Usually when thinking about Bigfoot sightings by the work force, we think of forest rangers, but Bigfoot live anywhere humans can live.
In fact, they are seen frequently by those working on oil and gas leases. The early morning hours on backroads in areas that often are left unattended and perhaps because the equipment is a curiosity, there are often encounters, although very rarely reported to anyone. The reasons for this are likely the culture of strong workers who attend oil and gas leases and a business that no one wants shut down because of an endangered "creature."
My mentor was an independent oil man. His first encounter was in the 70s, driving down a road to a lease with his partner. The Bigfoot stepped out and crossed the road in a few strides. It was auburn and in his jacked up truck, the Bigfoot looked down at him in the driver's seat.
Nothing was the same after that. He devoted a great deal of money and time in the subject of Bigfoot and had a protective stance on them. He saw them as a form of a kind of Native to the land in their own right.
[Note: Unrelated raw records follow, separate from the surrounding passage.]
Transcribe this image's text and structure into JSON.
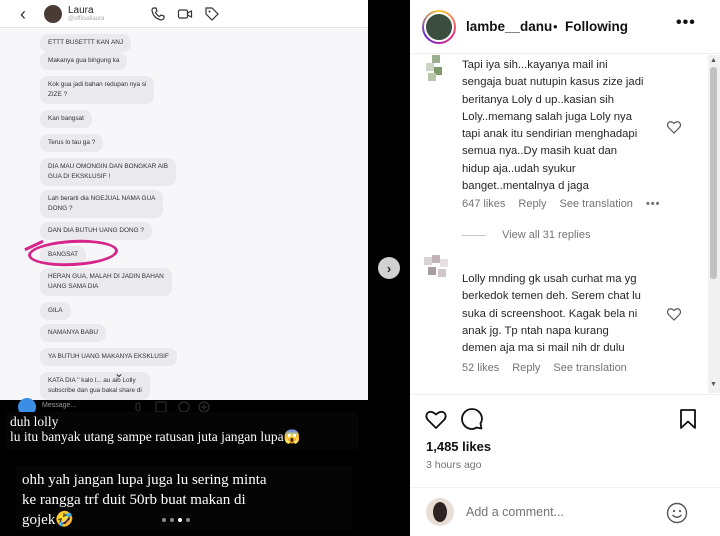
{
  "post_image": {
    "chat_name": "Laura",
    "chat_handle": "@officiallaura",
    "messages": [
      "ETTT BUSETTT KAN ANJ",
      "Makanya gua bingung ka",
      "Kok gua jadi bahan redupan nya si\nZIZE ?",
      "Kan bangsat",
      "Terus lo tau ga ?",
      "DIA MAU OMONGIN DAN BONGKAR AIB\nGUA DI EKSKLUSIF !",
      "Lah berarti dia NGEJUAL NAMA GUA\nDONG ?",
      "DAN DIA BUTUH UANG DONG ?",
      "BANGSAT",
      "HERAN GUA, MALAH DI JADIN BAHAN\nUANG SAMA DIA",
      "GILA",
      "NAMANYA BABU",
      "YA BUTUH UANG MAKANYA EKSKLUSIF",
      "KATA DIA \" kalo l... au aib Lolly\nsubscribe dan gua bakal share di"
    ],
    "message_placeholder": "Message...",
    "caption_1": "duh lolly\nlu itu banyak utang sampe ratusan juta jangan lupa😱",
    "caption_2": "ohh yah jangan lupa juga lu sering minta\nke rangga trf duit 50rb buat makan di\ngojek🤣",
    "slide_count": 4,
    "active_slide": 2
  },
  "header": {
    "account": "lambe__danu",
    "separator": "•",
    "follow_state": "Following",
    "more": "•••"
  },
  "comments": [
    {
      "text": "Tapi iya sih...kayanya mail ini\nsengaja buat nutupin kasus zize jadi\nberitanya Loly d up..kasian sih\nLoly..memang salah juga Loly nya\ntapi anak itu sendirian menghadapi\nsemua nya..Dy masih kuat dan\nhidup aja..udah syukur\nbanget..mentalnya d jaga",
      "likes": "647 likes",
      "reply": "Reply",
      "translate": "See translation",
      "more": "•••"
    },
    {
      "text": "Lolly mnding gk usah curhat ma yg\nberkedok temen deh. Serem chat lu\nsuka di screenshoot. Kagak bela ni\nanak jg. Tp ntah napa kurang\ndemen aja ma si mail nih dr dulu",
      "likes": "52 likes",
      "reply": "Reply",
      "translate": "See translation"
    }
  ],
  "view_replies": "View all 31 replies",
  "post_meta": {
    "likes": "1,485 likes",
    "time": "3 hours ago"
  },
  "add_comment": {
    "placeholder": "Add a comment..."
  },
  "colors": {
    "highlight_circle": "#d5248a",
    "meta_grey": "#737373"
  }
}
Other oil men opened up to him about their own encounters on remote sites. They were fully aware that they share the land, but they avoided coming out after dark and before sunrise if they could help it. As most carried guns, they were skeptical about how effective they would be on a confrontation.
One day, my mentor went to one of his leases on his regular checks (people steal equipment and piping all the time). He went over to the injection well piping, seeing something caught in it. He studied it as he got closer and realized it was a cow. A full-grown dead cow broken and shoved into the piping so tightly he had to cut it up to get it out.
He remained on alert at the lease henceforth. It was not only one that didn't have a home on the land, but bordered forest.
On another excursion riding on his motorcycle down a cornfield-lined road in Iowa, he had yet another encounter. This time, he was truly baffled as it seemed highly unlikely Bigfoot would live in such a place.
Later, in discussion with a private researcher who was a photojournalist studying Bigfoot in that state, the researcher shared his experiences with cornfields.
He reported that in a cornfield that has a stray tree or two in it, it's a good bet you can find clues. Sometimes the farmer's just work around an old tree and it remains there. It's under that tree that he gathered evidence of hundreds of stripped corn cobs on the ground. A sentinel would climb the tree and watch while a couple of Bigfoot would comb the rows gathering ears. They would eat under the tree in the protection of the tall crop.
I worked in the oil and gas industry for a few years and I found the oil producers to be very real and very frank. I appreciate it greatly as I don't like subtleties. I want to know who and what I'm dealing with immediately so respect can be created.
So, if a landman or operator is out there poking around isolated leases, be sure to know it's a rare and amazing thing to sight a Bigfoot.
Or, as my mentor often said, "even a blind hog'll find an acorn now and then."